To make up the military gap, the commissioners recommended a gradual reorganization of the Department of Defense to make it more effective; growing the Navy by expanding its fleet of submarines and long-range aircraft and by enhancing its sealift capabilities; increasing the Air Force’s roster of stealthy, long-range fighters and bombers, tankers, and cargo planes, and “intelligence, surveillance, and reconnaissance platforms” to “project power across the Pacific,” and other similar reforms. In short: The military needs to keep up with America’s peers and our policymakers’ demands.

It was not a change of human nature that has preserved the postwar peace; it was a change of U.S. policy. Now the enemies of peace are remilitarizing. And the United States has little influence over their decisions. But we have a lot of influence over ours, and we have decided to let our military become a rusting hulk. It is irresponsible to ask the military to keep doing the impossible. So America must make a choice.

Apart from wingnuts and ghouls on the far-left and far-right, most of both parties in America—or at least in Congress—appear ready to support the Ukrainians against Russian aggression. No doubt, as the Biden administration competes with Republicans over hawkishness toward China, the majority of both parties would support Taiwan against a threatened Chinese invasion as well. But they must realize that they can’t realistically do both at the same time—there simply aren’t the resources available.

American policymakers ought to decide whether they want America to be a regional power or a global power. If being a regional power is the objective, then America must choose a destiny as either an Atlantic power or a Pacific power and forsake the other hemisphere. Such a strategy is likely doomed to fail because of geography, history, economics, globalization, and America’s immigrant heritage which demands tending to all corners of the world.

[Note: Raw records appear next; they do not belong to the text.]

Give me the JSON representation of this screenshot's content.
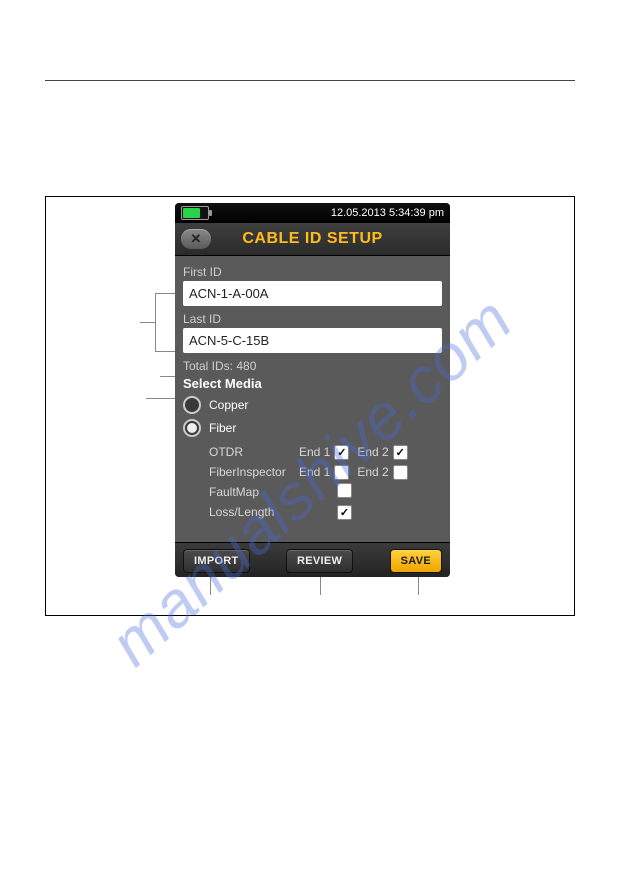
{
  "status": {
    "datetime": "12.05.2013 5:34:39 pm"
  },
  "titlebar": {
    "close_glyph": "✕",
    "title": "CABLE ID SETUP"
  },
  "form": {
    "first_id_label": "First ID",
    "first_id_value": "ACN-1-A-00A",
    "last_id_label": "Last ID",
    "last_id_value": "ACN-5-C-15B",
    "total_ids_label": "Total IDs: 480",
    "select_media_label": "Select Media",
    "media": {
      "copper": "Copper",
      "fiber": "Fiber"
    },
    "fiber_opts": {
      "otdr": "OTDR",
      "fiberinspector": "FiberInspector",
      "faultmap": "FaultMap",
      "losslength": "Loss/Length",
      "end1": "End 1",
      "end2": "End 2"
    },
    "checks": {
      "otdr_e1": "✓",
      "otdr_e2": "✓",
      "fi_e1": "",
      "fi_e2": "",
      "faultmap": "",
      "losslength": "✓"
    }
  },
  "buttons": {
    "import": "IMPORT",
    "review": "REVIEW",
    "save": "SAVE"
  },
  "watermark": "manualshive.com"
}
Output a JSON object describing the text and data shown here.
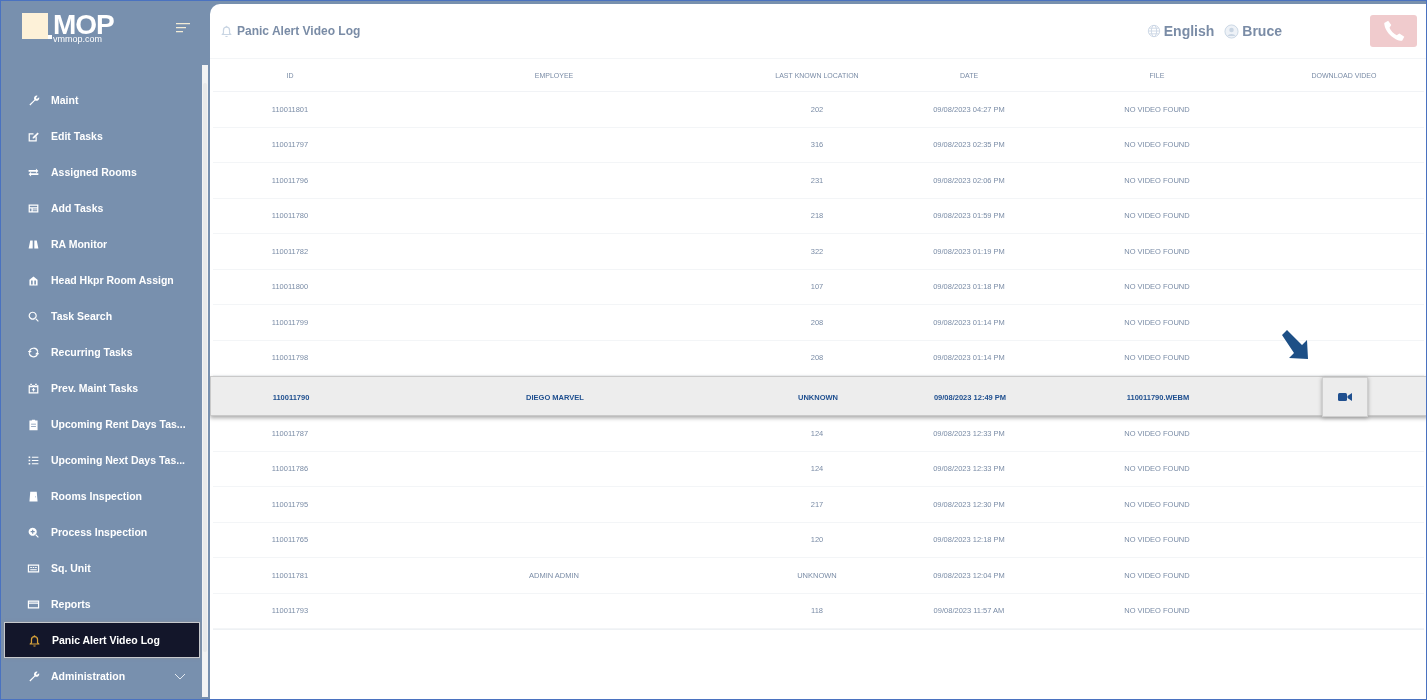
{
  "sidebar": {
    "logo": {
      "text": "MOP",
      "subtext": "vmmop.com"
    },
    "items": [
      {
        "label": "Maint",
        "selected": false,
        "has_submenu": false
      },
      {
        "label": "Edit Tasks",
        "selected": false,
        "has_submenu": false
      },
      {
        "label": "Assigned Rooms",
        "selected": false,
        "has_submenu": false
      },
      {
        "label": "Add Tasks",
        "selected": false,
        "has_submenu": false
      },
      {
        "label": "RA Monitor",
        "selected": false,
        "has_submenu": false
      },
      {
        "label": "Head Hkpr Room Assign",
        "selected": false,
        "has_submenu": false
      },
      {
        "label": "Task Search",
        "selected": false,
        "has_submenu": false
      },
      {
        "label": "Recurring Tasks",
        "selected": false,
        "has_submenu": false
      },
      {
        "label": "Prev. Maint Tasks",
        "selected": false,
        "has_submenu": false
      },
      {
        "label": "Upcoming Rent Days Tas...",
        "selected": false,
        "has_submenu": false
      },
      {
        "label": "Upcoming Next Days Tas...",
        "selected": false,
        "has_submenu": false
      },
      {
        "label": "Rooms Inspection",
        "selected": false,
        "has_submenu": false
      },
      {
        "label": "Process Inspection",
        "selected": false,
        "has_submenu": false
      },
      {
        "label": "Sq. Unit",
        "selected": false,
        "has_submenu": false
      },
      {
        "label": "Reports",
        "selected": false,
        "has_submenu": false
      },
      {
        "label": "Panic Alert Video Log",
        "selected": true,
        "has_submenu": false
      },
      {
        "label": "Administration",
        "selected": false,
        "has_submenu": true
      }
    ]
  },
  "header": {
    "title": "Panic Alert Video Log",
    "language": "English",
    "user": "Bruce"
  },
  "table": {
    "columns": [
      "ID",
      "EMPLOYEE",
      "LAST KNOWN LOCATION",
      "DATE",
      "FILE",
      "DOWNLOAD VIDEO"
    ],
    "rows": [
      {
        "id": "110011801",
        "location": "202",
        "date": "09/08/2023 04:27 PM",
        "file": "NO VIDEO FOUND",
        "selected": false,
        "video_button": false
      },
      {
        "id": "110011797",
        "location": "316",
        "date": "09/08/2023 02:35 PM",
        "file": "NO VIDEO FOUND",
        "selected": false,
        "video_button": false
      },
      {
        "id": "110011796",
        "location": "231",
        "date": "09/08/2023 02:06 PM",
        "file": "NO VIDEO FOUND",
        "selected": false,
        "video_button": false
      },
      {
        "id": "110011780",
        "location": "218",
        "date": "09/08/2023 01:59 PM",
        "file": "NO VIDEO FOUND",
        "selected": false,
        "video_button": false
      },
      {
        "id": "110011782",
        "location": "322",
        "date": "09/08/2023 01:19 PM",
        "file": "NO VIDEO FOUND",
        "selected": false,
        "video_button": false
      },
      {
        "id": "110011800",
        "location": "107",
        "date": "09/08/2023 01:18 PM",
        "file": "NO VIDEO FOUND",
        "selected": false,
        "video_button": false
      },
      {
        "id": "110011799",
        "location": "208",
        "date": "09/08/2023 01:14 PM",
        "file": "NO VIDEO FOUND",
        "selected": false,
        "video_button": false
      },
      {
        "id": "110011798",
        "location": "208",
        "date": "09/08/2023 01:14 PM",
        "file": "NO VIDEO FOUND",
        "selected": false,
        "video_button": false
      },
      {
        "id": "110011790",
        "employee": "DIEGO MARVEL",
        "location": "UNKNOWN",
        "date": "09/08/2023 12:49 PM",
        "file": "110011790.WEBM",
        "selected": true,
        "video_button": true
      },
      {
        "id": "110011787",
        "location": "124",
        "date": "09/08/2023 12:33 PM",
        "file": "NO VIDEO FOUND",
        "selected": false,
        "video_button": false
      },
      {
        "id": "110011786",
        "location": "124",
        "date": "09/08/2023 12:33 PM",
        "file": "NO VIDEO FOUND",
        "selected": false,
        "video_button": false
      },
      {
        "id": "110011795",
        "location": "217",
        "date": "09/08/2023 12:30 PM",
        "file": "NO VIDEO FOUND",
        "selected": false,
        "video_button": false
      },
      {
        "id": "110011765",
        "location": "120",
        "date": "09/08/2023 12:18 PM",
        "file": "NO VIDEO FOUND",
        "selected": false,
        "video_button": false
      },
      {
        "id": "110011781",
        "employee": "ADMIN ADMIN",
        "location": "UNKNOWN",
        "date": "09/08/2023 12:04 PM",
        "file": "NO VIDEO FOUND",
        "selected": false,
        "video_button": false
      },
      {
        "id": "110011793",
        "location": "118",
        "date": "09/08/2023 11:57 AM",
        "file": "NO VIDEO FOUND",
        "selected": false,
        "video_button": false
      }
    ]
  }
}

The other option is to invest again in being a global power.

The good news is that the United States has the economic capacity to reclaim its place as the uncontested, dominant military power. Current defense spending is 3.8 percent of GDP, lower than any point of the Cold War, when America faced only one adversary. As recently as 1980, in President Jimmy Carter’s last year in office, the United States spent 6.5 percent of GDP on defense. And under Obama the figure reached 5.5 percent.

The bad news is that, while the United States wants to be a global power, it seems to lack the political will to invest in this objective, in which case the American defense of Ukraine, the Biden administration’s bolstering of NATO, and the bipartisan urge to confront China are all just hollow pretensions.

Shay Khatiri

Shay Khatiri studied Strategic Studies at the Johns Hopkins University School of Advanced International Studies. He’s an immigrant from Iran and writes the Substack newsletter The Russia-Iran File.